YOUR GOAL | With the images set aside, retype every record below character for character.

TASK INPUT |
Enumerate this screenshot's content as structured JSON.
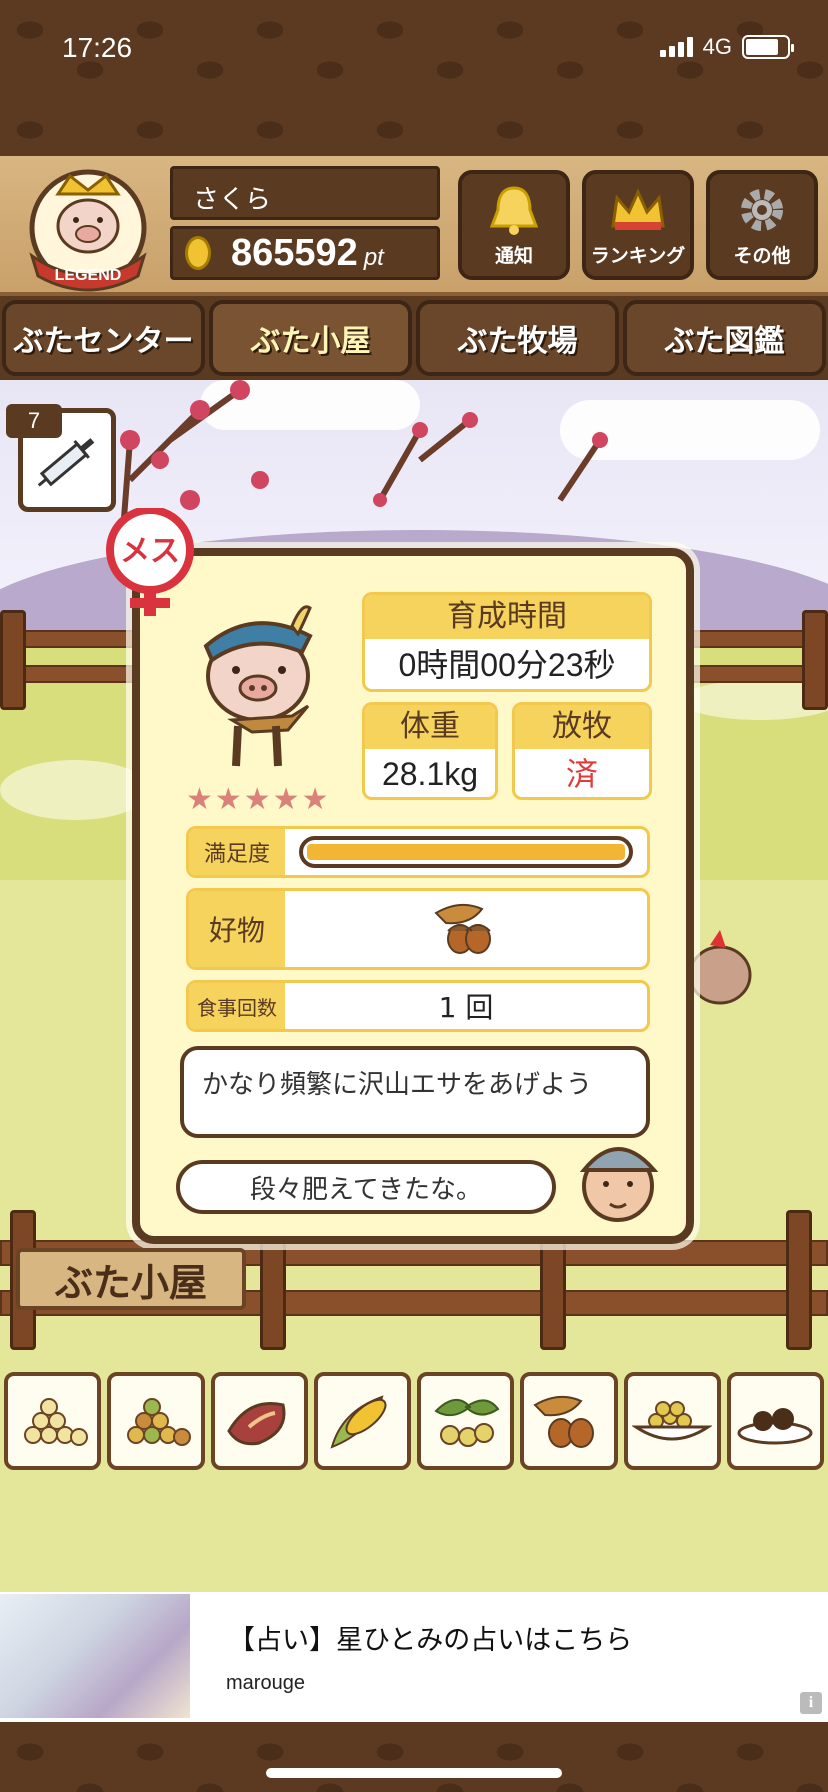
{
  "status_bar": {
    "time": "17:26",
    "network": "4G"
  },
  "header": {
    "emblem_text": "LEGEND",
    "username": "さくら",
    "points": "865592",
    "points_unit": "pt",
    "buttons": [
      {
        "label": "通知",
        "icon": "bell-icon"
      },
      {
        "label": "ランキング",
        "icon": "crown-icon"
      },
      {
        "label": "その他",
        "icon": "gear-icon"
      }
    ]
  },
  "nav_tabs": [
    {
      "label": "ぶたセンター",
      "active": false
    },
    {
      "label": "ぶた小屋",
      "active": true
    },
    {
      "label": "ぶた牧場",
      "active": false
    },
    {
      "label": "ぶた図鑑",
      "active": false
    }
  ],
  "syringe": {
    "count": "7",
    "icon": "syringe-icon"
  },
  "pig_card": {
    "gender_label": "メス",
    "growth_time_label": "育成時間",
    "growth_time_value": "0時間00分23秒",
    "weight_label": "体重",
    "weight_value": "28.1kg",
    "pasture_label": "放牧",
    "pasture_value": "済",
    "stars": "★★★★★",
    "rating": 5,
    "satisfaction_label": "満足度",
    "satisfaction_level": 1.0,
    "favorite_label": "好物",
    "favorite_icon": "acorn-icon",
    "meals_label": "食事回数",
    "meals_value": "1 回",
    "advice": "かなり頻繁に沢山エサをあげよう",
    "farmer_comment": "段々肥えてきたな。"
  },
  "sign_text": "ぶた小屋",
  "foods": [
    "soybeans-icon",
    "mixed-beans-icon",
    "sweet-potato-icon",
    "corn-icon",
    "green-plant-icon",
    "acorn-icon",
    "bean-bowl-icon",
    "truffle-icon"
  ],
  "ad": {
    "title": "【占い】星ひとみの占いはこちら",
    "advertiser": "marouge",
    "info_label": "i"
  },
  "colors": {
    "wood_dark": "#5a3b22",
    "panel_bg": "#fff8c9",
    "accent_yellow": "#f6d35c",
    "red": "#e03a3a"
  }
}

REPLY |
Enumerate this screenshot's content as structured JSON.
{
  "status_bar": {
    "time": "17:26",
    "network": "4G"
  },
  "header": {
    "emblem_text": "LEGEND",
    "username": "さくら",
    "points": "865592",
    "points_unit": "pt",
    "buttons": [
      {
        "label": "通知",
        "icon": "bell-icon"
      },
      {
        "label": "ランキング",
        "icon": "crown-icon"
      },
      {
        "label": "その他",
        "icon": "gear-icon"
      }
    ]
  },
  "nav_tabs": [
    {
      "label": "ぶたセンター",
      "active": false
    },
    {
      "label": "ぶた小屋",
      "active": true
    },
    {
      "label": "ぶた牧場",
      "active": false
    },
    {
      "label": "ぶた図鑑",
      "active": false
    }
  ],
  "syringe": {
    "count": "7",
    "icon": "syringe-icon"
  },
  "pig_card": {
    "gender_label": "メス",
    "growth_time_label": "育成時間",
    "growth_time_value": "0時間00分23秒",
    "weight_label": "体重",
    "weight_value": "28.1kg",
    "pasture_label": "放牧",
    "pasture_value": "済",
    "stars": "★★★★★",
    "rating": 5,
    "satisfaction_label": "満足度",
    "satisfaction_level": 1.0,
    "favorite_label": "好物",
    "favorite_icon": "acorn-icon",
    "meals_label": "食事回数",
    "meals_value": "1 回",
    "advice": "かなり頻繁に沢山エサをあげよう",
    "farmer_comment": "段々肥えてきたな。"
  },
  "sign_text": "ぶた小屋",
  "foods": [
    "soybeans-icon",
    "mixed-beans-icon",
    "sweet-potato-icon",
    "corn-icon",
    "green-plant-icon",
    "acorn-icon",
    "bean-bowl-icon",
    "truffle-icon"
  ],
  "ad": {
    "title": "【占い】星ひとみの占いはこちら",
    "advertiser": "marouge",
    "info_label": "i"
  },
  "colors": {
    "wood_dark": "#5a3b22",
    "panel_bg": "#fff8c9",
    "accent_yellow": "#f6d35c",
    "red": "#e03a3a"
  }
}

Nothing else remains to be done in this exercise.